  • Jensen, M. C., Black, F. and Scholes, M. S. (1972) The Capital Asset Pricing Model: Some Empirical Tests, in STUDIES IN THE THEORY OF CAPITAL MARKETS, Praeger Publishers Inc., 1972.
  • Pohl, W., Schmedders, K. and Wilms, O. (2018). Higher Order Effects in Asset Pricing Models with Long-Run Risks. The Journal of Finance, Vol. LXXIII, No. 3: 546-591.
  • Smith, J. M., Driver, R. and Matthews, W. (2018). The Real Options Lattice: An Alternative to Discounted Cash Flow, Journal of Accounting & Finance, Vol. 18 (7): 119-129. 

Recommended Internet sources

Australian Sources

International Sources 

Share Market Data

Check the unit Moodle page for additional recommended readings throughout the trimester.

The Referencing style for this unit is APA: See the MIT Library Referencing webpage: and the Unit Moodle page for additional referencing support material and weblinks

Graduate Attributes

MIT is committed to ensure the course is current, practical and relevant so that graduates are “work ready” and equipped for life-long learning. In order to accomplish this, the MIT Graduate Attributes identify the required knowledge, skills and attributes that prepare students for the industry.
The level to which Graduate Attributes covered in this unit are as follows:

Ability to communicate Independent and Lifelong Learning Ethics Analytical and Problem Solving Cultural and Global Awareness Team work Specialist knowledge of a field of study

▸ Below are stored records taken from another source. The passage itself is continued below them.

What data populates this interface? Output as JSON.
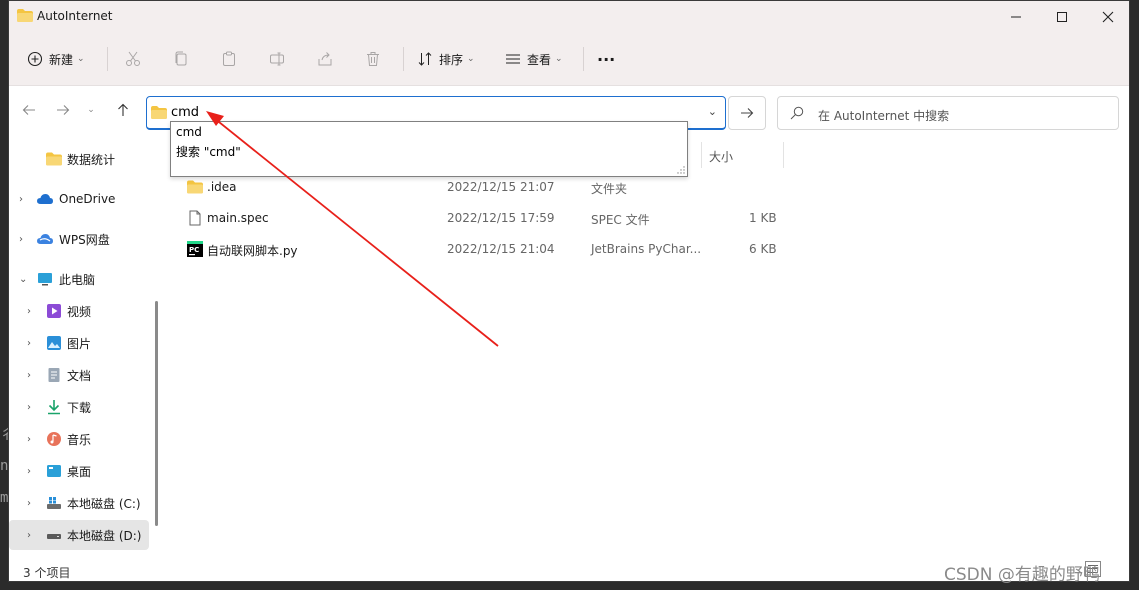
{
  "window": {
    "title": "AutoInternet"
  },
  "toolbar": {
    "new_label": "新建",
    "sort_label": "排序",
    "view_label": "查看",
    "more_label": "···"
  },
  "nav": {
    "address_value": "cmd",
    "search_placeholder": "在 AutoInternet 中搜索"
  },
  "suggestions": [
    {
      "label": "cmd"
    },
    {
      "label": "搜索 \"cmd\""
    }
  ],
  "sidebar": {
    "items": [
      {
        "label": "数据统计"
      },
      {
        "label": "OneDrive"
      },
      {
        "label": "WPS网盘"
      },
      {
        "label": "此电脑"
      },
      {
        "label": "视频"
      },
      {
        "label": "图片"
      },
      {
        "label": "文档"
      },
      {
        "label": "下载"
      },
      {
        "label": "音乐"
      },
      {
        "label": "桌面"
      },
      {
        "label": "本地磁盘 (C:)"
      },
      {
        "label": "本地磁盘 (D:)"
      }
    ]
  },
  "columns": {
    "size": "大小"
  },
  "files": [
    {
      "name": ".idea",
      "modified": "2022/12/15 21:07",
      "type": "文件夹",
      "size": ""
    },
    {
      "name": "main.spec",
      "modified": "2022/12/15 17:59",
      "type": "SPEC 文件",
      "size": "1 KB"
    },
    {
      "name": "自动联网脚本.py",
      "modified": "2022/12/15 21:04",
      "type": "JetBrains PyChar...",
      "size": "6 KB"
    }
  ],
  "status": {
    "item_count": "3 个项目"
  },
  "watermark": "CSDN @有趣的野鸭",
  "colors": {
    "accent": "#1e6fcf",
    "annotation_arrow": "#e8201a",
    "folder": "#f4c542"
  }
}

Levels of attainment Extent covered
The attribute is covered by theory and practice, and addressed by assessed activities in which the students always play an active role, e.g. workshops, lab submissions, assignments, demonstrations, tests, examinations.
The attribute is covered by theory or practice, and addressed by assessed activities in which the students mostly play an active role, e.g. discussions, reading, intepreting documents, tests, examinations.
The attribute is discussed in theory or practice; it is addressed by assessed activities in which the students may play an active role, e.g. lectures and discussions, reading, interpretation, workshops, presentations.
The attribute is presented as a side issue in theory or practice; it is not specifically assessed, but it is addressed by activities such as lectures or tutorials.
The attribute is not considered, there is no theory or practice or activities associated with this attribute.